* _Task requirements_
Write each of the records out again exactly.
* * * * * * *
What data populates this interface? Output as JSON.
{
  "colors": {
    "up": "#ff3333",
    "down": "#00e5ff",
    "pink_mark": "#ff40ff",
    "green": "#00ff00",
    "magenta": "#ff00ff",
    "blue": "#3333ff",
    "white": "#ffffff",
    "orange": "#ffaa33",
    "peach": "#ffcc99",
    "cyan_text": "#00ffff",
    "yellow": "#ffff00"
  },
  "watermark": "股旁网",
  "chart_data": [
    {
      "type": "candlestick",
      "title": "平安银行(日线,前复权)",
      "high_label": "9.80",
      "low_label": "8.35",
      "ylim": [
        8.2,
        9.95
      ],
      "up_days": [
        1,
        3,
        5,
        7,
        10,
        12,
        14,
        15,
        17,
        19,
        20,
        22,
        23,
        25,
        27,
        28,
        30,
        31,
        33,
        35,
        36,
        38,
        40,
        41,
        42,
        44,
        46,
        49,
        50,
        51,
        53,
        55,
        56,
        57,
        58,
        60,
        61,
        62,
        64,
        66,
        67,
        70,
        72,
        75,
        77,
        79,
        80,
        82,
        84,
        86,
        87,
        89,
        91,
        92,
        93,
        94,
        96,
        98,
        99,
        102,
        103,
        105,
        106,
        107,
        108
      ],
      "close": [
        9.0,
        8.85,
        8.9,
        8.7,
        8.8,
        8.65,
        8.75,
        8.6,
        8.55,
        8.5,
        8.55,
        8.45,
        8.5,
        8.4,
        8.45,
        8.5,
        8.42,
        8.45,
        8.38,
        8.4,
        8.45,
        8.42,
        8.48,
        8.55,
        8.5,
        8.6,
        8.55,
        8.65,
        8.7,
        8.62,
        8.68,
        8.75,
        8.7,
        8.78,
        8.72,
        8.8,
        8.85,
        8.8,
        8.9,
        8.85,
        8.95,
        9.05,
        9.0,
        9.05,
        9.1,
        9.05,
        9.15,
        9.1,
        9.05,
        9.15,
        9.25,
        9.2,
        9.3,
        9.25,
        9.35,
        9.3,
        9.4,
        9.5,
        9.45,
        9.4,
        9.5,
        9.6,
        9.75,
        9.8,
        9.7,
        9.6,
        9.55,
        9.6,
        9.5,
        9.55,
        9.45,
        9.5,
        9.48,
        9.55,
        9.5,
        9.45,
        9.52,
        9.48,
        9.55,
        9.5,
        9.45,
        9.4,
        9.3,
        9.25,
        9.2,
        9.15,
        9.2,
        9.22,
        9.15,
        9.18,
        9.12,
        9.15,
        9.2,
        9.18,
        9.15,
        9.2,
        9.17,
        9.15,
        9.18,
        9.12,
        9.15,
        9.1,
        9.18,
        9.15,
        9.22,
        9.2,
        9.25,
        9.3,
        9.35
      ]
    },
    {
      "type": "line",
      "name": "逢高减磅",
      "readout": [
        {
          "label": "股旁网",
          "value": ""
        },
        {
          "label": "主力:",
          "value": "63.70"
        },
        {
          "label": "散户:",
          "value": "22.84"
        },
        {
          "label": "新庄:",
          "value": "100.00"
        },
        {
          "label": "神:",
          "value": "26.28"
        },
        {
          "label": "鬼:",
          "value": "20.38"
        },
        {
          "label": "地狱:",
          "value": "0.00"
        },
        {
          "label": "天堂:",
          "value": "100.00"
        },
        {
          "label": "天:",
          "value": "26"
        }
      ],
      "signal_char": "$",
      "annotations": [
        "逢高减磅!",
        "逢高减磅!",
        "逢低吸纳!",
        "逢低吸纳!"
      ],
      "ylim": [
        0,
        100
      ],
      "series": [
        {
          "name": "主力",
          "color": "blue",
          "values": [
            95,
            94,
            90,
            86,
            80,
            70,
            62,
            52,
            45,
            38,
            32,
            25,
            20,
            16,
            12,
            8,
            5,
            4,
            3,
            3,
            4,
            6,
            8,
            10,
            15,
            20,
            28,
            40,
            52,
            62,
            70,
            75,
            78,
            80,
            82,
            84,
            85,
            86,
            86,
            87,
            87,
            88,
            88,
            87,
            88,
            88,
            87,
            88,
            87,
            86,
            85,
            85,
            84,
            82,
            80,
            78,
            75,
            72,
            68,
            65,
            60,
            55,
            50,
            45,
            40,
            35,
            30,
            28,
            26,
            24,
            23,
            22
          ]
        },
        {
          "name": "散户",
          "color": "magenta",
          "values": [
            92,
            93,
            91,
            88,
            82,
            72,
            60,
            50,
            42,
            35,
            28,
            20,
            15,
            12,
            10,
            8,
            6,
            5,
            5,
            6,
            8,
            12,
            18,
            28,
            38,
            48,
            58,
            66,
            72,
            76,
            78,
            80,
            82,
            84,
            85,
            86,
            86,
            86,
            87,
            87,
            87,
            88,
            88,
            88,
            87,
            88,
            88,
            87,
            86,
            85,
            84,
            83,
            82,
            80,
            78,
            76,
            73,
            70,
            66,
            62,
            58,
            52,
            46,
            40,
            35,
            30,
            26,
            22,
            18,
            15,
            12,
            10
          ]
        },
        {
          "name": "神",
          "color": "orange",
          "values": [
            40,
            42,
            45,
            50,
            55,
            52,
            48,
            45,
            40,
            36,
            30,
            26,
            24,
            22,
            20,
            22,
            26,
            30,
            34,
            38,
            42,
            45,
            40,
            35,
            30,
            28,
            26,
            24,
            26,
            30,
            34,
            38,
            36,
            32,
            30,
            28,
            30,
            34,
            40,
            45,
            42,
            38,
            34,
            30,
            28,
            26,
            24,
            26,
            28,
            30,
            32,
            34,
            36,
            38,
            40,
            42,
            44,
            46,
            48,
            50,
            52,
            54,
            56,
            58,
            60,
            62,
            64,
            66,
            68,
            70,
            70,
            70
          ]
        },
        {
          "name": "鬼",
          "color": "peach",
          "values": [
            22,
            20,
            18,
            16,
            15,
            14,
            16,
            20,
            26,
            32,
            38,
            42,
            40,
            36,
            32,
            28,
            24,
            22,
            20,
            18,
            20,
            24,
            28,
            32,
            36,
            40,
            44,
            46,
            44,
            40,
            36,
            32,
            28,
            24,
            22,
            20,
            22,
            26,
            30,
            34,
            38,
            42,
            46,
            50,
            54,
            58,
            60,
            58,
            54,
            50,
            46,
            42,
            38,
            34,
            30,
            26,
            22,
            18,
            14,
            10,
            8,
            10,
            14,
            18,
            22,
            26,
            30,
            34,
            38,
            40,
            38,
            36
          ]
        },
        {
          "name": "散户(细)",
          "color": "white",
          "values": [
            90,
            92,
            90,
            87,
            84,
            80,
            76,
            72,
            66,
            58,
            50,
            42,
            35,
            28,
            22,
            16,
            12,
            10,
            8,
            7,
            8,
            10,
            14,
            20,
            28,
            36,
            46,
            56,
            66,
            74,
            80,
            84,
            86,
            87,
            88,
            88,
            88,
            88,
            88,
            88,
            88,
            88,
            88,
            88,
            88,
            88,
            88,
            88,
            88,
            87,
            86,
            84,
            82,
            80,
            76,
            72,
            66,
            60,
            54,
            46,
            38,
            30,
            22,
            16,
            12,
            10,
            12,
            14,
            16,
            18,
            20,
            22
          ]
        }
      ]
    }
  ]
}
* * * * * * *
* _Task output_
What data populates this interface? Output as JSON.
{
  "colors": {
    "up": "#ff3333",
    "down": "#00e5ff",
    "pink_mark": "#ff40ff",
    "green": "#00ff00",
    "magenta": "#ff00ff",
    "blue": "#3333ff",
    "white": "#ffffff",
    "orange": "#ffaa33",
    "peach": "#ffcc99",
    "cyan_text": "#00ffff",
    "yellow": "#ffff00"
  },
  "watermark": "股旁网",
  "chart_data": [
    {
      "type": "candlestick",
      "title": "平安银行(日线,前复权)",
      "high_label": "9.80",
      "low_label": "8.35",
      "ylim": [
        8.2,
        9.95
      ],
      "up_days": [
        1,
        3,
        5,
        7,
        10,
        12,
        14,
        15,
        17,
        19,
        20,
        22,
        23,
        25,
        27,
        28,
        30,
        31,
        33,
        35,
        36,
        38,
        40,
        41,
        42,
        44,
        46,
        49,
        50,
        51,
        53,
        55,
        56,
        57,
        58,
        60,
        61,
        62,
        64,
        66,
        67,
        70,
        72,
        75,
        77,
        79,
        80,
        82,
        84,
        86,
        87,
        89,
        91,
        92,
        93,
        94,
        96,
        98,
        99,
        102,
        103,
        105,
        106,
        107,
        108
      ],
      "close": [
        9.0,
        8.85,
        8.9,
        8.7,
        8.8,
        8.65,
        8.75,
        8.6,
        8.55,
        8.5,
        8.55,
        8.45,
        8.5,
        8.4,
        8.45,
        8.5,
        8.42,
        8.45,
        8.38,
        8.4,
        8.45,
        8.42,
        8.48,
        8.55,
        8.5,
        8.6,
        8.55,
        8.65,
        8.7,
        8.62,
        8.68,
        8.75,
        8.7,
        8.78,
        8.72,
        8.8,
        8.85,
        8.8,
        8.9,
        8.85,
        8.95,
        9.05,
        9.0,
        9.05,
        9.1,
        9.05,
        9.15,
        9.1,
        9.05,
        9.15,
        9.25,
        9.2,
        9.3,
        9.25,
        9.35,
        9.3,
        9.4,
        9.5,
        9.45,
        9.4,
        9.5,
        9.6,
        9.75,
        9.8,
        9.7,
        9.6,
        9.55,
        9.6,
        9.5,
        9.55,
        9.45,
        9.5,
        9.48,
        9.55,
        9.5,
        9.45,
        9.52,
        9.48,
        9.55,
        9.5,
        9.45,
        9.4,
        9.3,
        9.25,
        9.2,
        9.15,
        9.2,
        9.22,
        9.15,
        9.18,
        9.12,
        9.15,
        9.2,
        9.18,
        9.15,
        9.2,
        9.17,
        9.15,
        9.18,
        9.12,
        9.15,
        9.1,
        9.18,
        9.15,
        9.22,
        9.2,
        9.25,
        9.3,
        9.35
      ]
    },
    {
      "type": "line",
      "name": "逢高减磅",
      "readout": [
        {
          "label": "股旁网",
          "value": ""
        },
        {
          "label": "主力:",
          "value": "63.70"
        },
        {
          "label": "散户:",
          "value": "22.84"
        },
        {
          "label": "新庄:",
          "value": "100.00"
        },
        {
          "label": "神:",
          "value": "26.28"
        },
        {
          "label": "鬼:",
          "value": "20.38"
        },
        {
          "label": "地狱:",
          "value": "0.00"
        },
        {
          "label": "天堂:",
          "value": "100.00"
        },
        {
          "label": "天:",
          "value": "26"
        }
      ],
      "signal_char": "$",
      "annotations": [
        "逢高减磅!",
        "逢高减磅!",
        "逢低吸纳!",
        "逢低吸纳!"
      ],
      "ylim": [
        0,
        100
      ],
      "series": [
        {
          "name": "主力",
          "color": "blue",
          "values": [
            95,
            94,
            90,
            86,
            80,
            70,
            62,
            52,
            45,
            38,
            32,
            25,
            20,
            16,
            12,
            8,
            5,
            4,
            3,
            3,
            4,
            6,
            8,
            10,
            15,
            20,
            28,
            40,
            52,
            62,
            70,
            75,
            78,
            80,
            82,
            84,
            85,
            86,
            86,
            87,
            87,
            88,
            88,
            87,
            88,
            88,
            87,
            88,
            87,
            86,
            85,
            85,
            84,
            82,
            80,
            78,
            75,
            72,
            68,
            65,
            60,
            55,
            50,
            45,
            40,
            35,
            30,
            28,
            26,
            24,
            23,
            22
          ]
        },
        {
          "name": "散户",
          "color": "magenta",
          "values": [
            92,
            93,
            91,
            88,
            82,
            72,
            60,
            50,
            42,
            35,
            28,
            20,
            15,
            12,
            10,
            8,
            6,
            5,
            5,
            6,
            8,
            12,
            18,
            28,
            38,
            48,
            58,
            66,
            72,
            76,
            78,
            80,
            82,
            84,
            85,
            86,
            86,
            86,
            87,
            87,
            87,
            88,
            88,
            88,
            87,
            88,
            88,
            87,
            86,
            85,
            84,
            83,
            82,
            80,
            78,
            76,
            73,
            70,
            66,
            62,
            58,
            52,
            46,
            40,
            35,
            30,
            26,
            22,
            18,
            15,
            12,
            10
          ]
        },
        {
          "name": "神",
          "color": "orange",
          "values": [
            40,
            42,
            45,
            50,
            55,
            52,
            48,
            45,
            40,
            36,
            30,
            26,
            24,
            22,
            20,
            22,
            26,
            30,
            34,
            38,
            42,
            45,
            40,
            35,
            30,
            28,
            26,
            24,
            26,
            30,
            34,
            38,
            36,
            32,
            30,
            28,
            30,
            34,
            40,
            45,
            42,
            38,
            34,
            30,
            28,
            26,
            24,
            26,
            28,
            30,
            32,
            34,
            36,
            38,
            40,
            42,
            44,
            46,
            48,
            50,
            52,
            54,
            56,
            58,
            60,
            62,
            64,
            66,
            68,
            70,
            70,
            70
          ]
        },
        {
          "name": "鬼",
          "color": "peach",
          "values": [
            22,
            20,
            18,
            16,
            15,
            14,
            16,
            20,
            26,
            32,
            38,
            42,
            40,
            36,
            32,
            28,
            24,
            22,
            20,
            18,
            20,
            24,
            28,
            32,
            36,
            40,
            44,
            46,
            44,
            40,
            36,
            32,
            28,
            24,
            22,
            20,
            22,
            26,
            30,
            34,
            38,
            42,
            46,
            50,
            54,
            58,
            60,
            58,
            54,
            50,
            46,
            42,
            38,
            34,
            30,
            26,
            22,
            18,
            14,
            10,
            8,
            10,
            14,
            18,
            22,
            26,
            30,
            34,
            38,
            40,
            38,
            36
          ]
        },
        {
          "name": "散户(细)",
          "color": "white",
          "values": [
            90,
            92,
            90,
            87,
            84,
            80,
            76,
            72,
            66,
            58,
            50,
            42,
            35,
            28,
            22,
            16,
            12,
            10,
            8,
            7,
            8,
            10,
            14,
            20,
            28,
            36,
            46,
            56,
            66,
            74,
            80,
            84,
            86,
            87,
            88,
            88,
            88,
            88,
            88,
            88,
            88,
            88,
            88,
            88,
            88,
            88,
            88,
            88,
            88,
            87,
            86,
            84,
            82,
            80,
            76,
            72,
            66,
            60,
            54,
            46,
            38,
            30,
            22,
            16,
            12,
            10,
            12,
            14,
            16,
            18,
            20,
            22
          ]
        }
      ]
    }
  ]
}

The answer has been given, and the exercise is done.